The records:
>>

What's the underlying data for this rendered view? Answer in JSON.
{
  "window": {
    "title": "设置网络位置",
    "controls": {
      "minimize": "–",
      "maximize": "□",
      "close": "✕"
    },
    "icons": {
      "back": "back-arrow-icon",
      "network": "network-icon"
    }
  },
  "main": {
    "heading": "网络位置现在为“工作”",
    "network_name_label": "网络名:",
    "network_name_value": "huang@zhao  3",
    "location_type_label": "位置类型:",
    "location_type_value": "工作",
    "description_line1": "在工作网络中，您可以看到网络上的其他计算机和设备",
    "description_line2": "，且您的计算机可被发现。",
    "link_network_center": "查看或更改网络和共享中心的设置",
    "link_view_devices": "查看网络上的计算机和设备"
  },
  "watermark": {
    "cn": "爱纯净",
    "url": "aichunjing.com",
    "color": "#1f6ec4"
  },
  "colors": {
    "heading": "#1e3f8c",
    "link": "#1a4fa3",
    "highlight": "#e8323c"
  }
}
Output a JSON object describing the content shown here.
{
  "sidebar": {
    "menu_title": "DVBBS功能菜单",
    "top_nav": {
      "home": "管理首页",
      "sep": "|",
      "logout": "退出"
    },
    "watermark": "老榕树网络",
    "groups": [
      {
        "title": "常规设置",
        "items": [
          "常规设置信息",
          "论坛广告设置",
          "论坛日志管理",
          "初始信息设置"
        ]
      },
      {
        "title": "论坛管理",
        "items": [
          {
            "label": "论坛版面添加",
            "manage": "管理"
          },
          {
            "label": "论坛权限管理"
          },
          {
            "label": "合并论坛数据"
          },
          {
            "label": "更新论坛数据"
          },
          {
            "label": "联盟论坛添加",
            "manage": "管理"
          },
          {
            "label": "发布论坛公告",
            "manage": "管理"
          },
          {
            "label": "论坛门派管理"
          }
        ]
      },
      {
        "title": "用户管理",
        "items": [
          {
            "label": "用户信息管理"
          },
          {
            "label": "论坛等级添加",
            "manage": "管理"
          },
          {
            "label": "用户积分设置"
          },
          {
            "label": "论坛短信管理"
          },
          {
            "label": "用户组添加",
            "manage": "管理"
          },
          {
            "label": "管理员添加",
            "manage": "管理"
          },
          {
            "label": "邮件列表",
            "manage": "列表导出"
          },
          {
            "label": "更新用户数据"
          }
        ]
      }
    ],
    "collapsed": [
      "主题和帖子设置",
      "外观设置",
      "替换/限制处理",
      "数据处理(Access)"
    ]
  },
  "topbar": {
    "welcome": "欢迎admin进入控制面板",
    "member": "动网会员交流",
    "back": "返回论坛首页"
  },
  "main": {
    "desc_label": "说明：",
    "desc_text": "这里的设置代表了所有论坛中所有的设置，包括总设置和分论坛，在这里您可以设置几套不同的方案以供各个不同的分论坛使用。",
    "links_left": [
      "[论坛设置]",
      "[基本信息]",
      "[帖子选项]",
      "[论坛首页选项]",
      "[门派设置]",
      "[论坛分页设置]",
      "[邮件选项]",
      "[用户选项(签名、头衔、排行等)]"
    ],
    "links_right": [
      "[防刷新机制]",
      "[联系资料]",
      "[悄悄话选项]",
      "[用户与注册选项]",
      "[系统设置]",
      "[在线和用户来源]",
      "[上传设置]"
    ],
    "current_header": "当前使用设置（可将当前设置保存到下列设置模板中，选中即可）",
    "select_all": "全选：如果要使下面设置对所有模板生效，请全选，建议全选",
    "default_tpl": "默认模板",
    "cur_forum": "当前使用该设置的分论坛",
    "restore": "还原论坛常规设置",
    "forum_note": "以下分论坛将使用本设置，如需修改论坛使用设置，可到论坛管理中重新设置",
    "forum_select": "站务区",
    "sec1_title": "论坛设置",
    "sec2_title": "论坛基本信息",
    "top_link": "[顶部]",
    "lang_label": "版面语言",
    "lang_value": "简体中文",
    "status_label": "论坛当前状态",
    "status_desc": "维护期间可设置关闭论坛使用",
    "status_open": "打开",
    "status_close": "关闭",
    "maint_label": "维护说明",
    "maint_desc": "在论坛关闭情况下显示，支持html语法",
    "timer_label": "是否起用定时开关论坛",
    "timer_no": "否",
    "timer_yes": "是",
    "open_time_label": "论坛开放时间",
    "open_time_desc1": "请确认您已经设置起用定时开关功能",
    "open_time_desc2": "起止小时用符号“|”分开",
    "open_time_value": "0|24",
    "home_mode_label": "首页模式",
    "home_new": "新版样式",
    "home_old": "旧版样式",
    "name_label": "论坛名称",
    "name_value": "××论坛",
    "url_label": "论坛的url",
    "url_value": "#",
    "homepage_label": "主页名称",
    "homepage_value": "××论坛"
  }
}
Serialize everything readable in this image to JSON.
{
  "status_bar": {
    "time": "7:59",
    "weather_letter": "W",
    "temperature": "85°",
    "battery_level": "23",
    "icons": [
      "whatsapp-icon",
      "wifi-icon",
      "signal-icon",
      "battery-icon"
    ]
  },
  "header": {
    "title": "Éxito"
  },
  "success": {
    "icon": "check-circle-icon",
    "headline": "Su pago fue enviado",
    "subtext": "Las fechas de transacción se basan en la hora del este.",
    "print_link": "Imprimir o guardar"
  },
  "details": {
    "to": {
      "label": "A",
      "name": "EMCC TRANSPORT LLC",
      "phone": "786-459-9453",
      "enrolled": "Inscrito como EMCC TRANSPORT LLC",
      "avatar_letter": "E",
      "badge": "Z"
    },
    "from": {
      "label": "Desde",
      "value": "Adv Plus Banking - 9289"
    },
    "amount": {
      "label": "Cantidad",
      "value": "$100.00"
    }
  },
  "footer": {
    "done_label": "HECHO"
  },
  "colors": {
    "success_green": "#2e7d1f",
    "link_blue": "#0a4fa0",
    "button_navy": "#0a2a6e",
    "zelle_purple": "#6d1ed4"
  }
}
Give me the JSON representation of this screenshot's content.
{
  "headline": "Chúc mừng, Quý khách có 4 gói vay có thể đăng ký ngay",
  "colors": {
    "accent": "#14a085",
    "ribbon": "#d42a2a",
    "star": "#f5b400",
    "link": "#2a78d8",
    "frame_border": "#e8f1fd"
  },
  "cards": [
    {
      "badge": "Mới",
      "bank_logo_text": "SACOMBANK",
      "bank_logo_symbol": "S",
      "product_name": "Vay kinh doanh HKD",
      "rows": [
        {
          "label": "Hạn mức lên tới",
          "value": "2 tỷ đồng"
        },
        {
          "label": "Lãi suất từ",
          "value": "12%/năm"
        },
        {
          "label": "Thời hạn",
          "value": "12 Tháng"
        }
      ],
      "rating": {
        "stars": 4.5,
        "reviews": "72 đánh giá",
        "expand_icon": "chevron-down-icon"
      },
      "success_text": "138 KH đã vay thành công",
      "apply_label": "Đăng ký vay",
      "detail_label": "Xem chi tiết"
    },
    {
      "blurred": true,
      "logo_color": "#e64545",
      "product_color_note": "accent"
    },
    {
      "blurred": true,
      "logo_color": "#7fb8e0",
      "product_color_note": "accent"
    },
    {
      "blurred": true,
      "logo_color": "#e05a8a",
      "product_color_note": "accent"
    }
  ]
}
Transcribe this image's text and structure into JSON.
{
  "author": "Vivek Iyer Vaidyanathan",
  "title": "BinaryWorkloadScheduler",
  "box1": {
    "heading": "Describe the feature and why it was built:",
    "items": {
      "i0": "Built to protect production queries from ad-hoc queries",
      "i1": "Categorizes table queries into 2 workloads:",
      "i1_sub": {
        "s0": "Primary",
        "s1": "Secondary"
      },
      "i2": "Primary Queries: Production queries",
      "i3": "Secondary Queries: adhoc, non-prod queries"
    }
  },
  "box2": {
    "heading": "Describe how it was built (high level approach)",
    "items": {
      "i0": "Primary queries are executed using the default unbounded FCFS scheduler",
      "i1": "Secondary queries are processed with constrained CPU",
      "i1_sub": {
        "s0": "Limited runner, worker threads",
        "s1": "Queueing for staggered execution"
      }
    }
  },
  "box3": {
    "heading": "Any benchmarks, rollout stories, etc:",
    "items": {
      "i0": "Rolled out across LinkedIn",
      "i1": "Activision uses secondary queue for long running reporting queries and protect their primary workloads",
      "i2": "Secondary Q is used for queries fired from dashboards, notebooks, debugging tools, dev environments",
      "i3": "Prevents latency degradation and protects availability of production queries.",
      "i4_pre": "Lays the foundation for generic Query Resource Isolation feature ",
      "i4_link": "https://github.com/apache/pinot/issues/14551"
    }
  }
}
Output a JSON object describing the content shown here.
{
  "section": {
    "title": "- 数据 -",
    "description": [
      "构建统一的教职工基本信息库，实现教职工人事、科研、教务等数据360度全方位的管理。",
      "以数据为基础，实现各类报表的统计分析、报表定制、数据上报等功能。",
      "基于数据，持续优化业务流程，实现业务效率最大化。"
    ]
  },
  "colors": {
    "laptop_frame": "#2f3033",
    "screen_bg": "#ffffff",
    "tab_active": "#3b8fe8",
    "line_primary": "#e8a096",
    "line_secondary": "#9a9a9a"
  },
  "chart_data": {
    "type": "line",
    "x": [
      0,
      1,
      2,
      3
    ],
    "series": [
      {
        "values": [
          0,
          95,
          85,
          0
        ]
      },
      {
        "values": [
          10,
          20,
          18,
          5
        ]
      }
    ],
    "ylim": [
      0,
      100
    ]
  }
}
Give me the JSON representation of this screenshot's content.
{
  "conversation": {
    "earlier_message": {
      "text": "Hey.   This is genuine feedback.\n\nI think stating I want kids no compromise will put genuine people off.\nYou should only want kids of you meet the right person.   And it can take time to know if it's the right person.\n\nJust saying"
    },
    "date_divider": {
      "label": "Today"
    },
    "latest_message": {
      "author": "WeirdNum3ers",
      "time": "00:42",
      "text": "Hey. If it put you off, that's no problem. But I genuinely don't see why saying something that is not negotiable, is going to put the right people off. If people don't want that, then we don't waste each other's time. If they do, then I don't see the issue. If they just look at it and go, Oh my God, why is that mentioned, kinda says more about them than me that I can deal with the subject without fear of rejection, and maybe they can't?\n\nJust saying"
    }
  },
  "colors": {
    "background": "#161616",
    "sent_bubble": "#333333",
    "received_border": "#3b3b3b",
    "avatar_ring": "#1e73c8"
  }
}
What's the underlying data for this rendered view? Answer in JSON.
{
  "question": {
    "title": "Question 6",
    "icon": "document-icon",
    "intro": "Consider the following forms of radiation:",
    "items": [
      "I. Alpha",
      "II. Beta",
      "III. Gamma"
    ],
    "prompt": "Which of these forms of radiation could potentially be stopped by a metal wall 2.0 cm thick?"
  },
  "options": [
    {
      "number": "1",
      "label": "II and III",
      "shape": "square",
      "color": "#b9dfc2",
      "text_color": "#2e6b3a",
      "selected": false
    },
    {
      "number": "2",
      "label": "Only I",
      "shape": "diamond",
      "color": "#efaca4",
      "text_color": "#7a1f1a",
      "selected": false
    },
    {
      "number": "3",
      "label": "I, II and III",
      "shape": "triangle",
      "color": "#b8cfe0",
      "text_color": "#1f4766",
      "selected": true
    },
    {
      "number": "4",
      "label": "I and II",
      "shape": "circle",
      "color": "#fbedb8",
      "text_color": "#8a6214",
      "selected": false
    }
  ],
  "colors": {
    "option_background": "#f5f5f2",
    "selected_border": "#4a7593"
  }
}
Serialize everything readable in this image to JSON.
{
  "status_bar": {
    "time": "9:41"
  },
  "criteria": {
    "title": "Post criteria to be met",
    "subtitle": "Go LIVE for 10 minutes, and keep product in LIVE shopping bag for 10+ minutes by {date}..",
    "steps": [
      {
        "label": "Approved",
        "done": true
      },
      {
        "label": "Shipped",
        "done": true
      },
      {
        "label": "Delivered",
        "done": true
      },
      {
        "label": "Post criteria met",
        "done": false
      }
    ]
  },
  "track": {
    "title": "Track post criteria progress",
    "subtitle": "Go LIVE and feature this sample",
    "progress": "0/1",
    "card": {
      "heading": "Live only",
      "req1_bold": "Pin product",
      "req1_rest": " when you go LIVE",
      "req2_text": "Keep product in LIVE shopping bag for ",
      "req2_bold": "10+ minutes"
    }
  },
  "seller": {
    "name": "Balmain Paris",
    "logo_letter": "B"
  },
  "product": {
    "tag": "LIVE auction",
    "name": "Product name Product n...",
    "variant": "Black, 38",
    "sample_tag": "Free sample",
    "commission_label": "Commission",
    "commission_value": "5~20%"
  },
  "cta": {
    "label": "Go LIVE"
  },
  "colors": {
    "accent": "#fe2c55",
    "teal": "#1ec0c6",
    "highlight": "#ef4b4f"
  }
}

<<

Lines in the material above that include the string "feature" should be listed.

    "heading": "Describe the feature and why it was built:",
      "i4_pre": "Lays the foundation for generic Query Resource Isolation feature ",
    "subtitle": "Go LIVE and feature this sample",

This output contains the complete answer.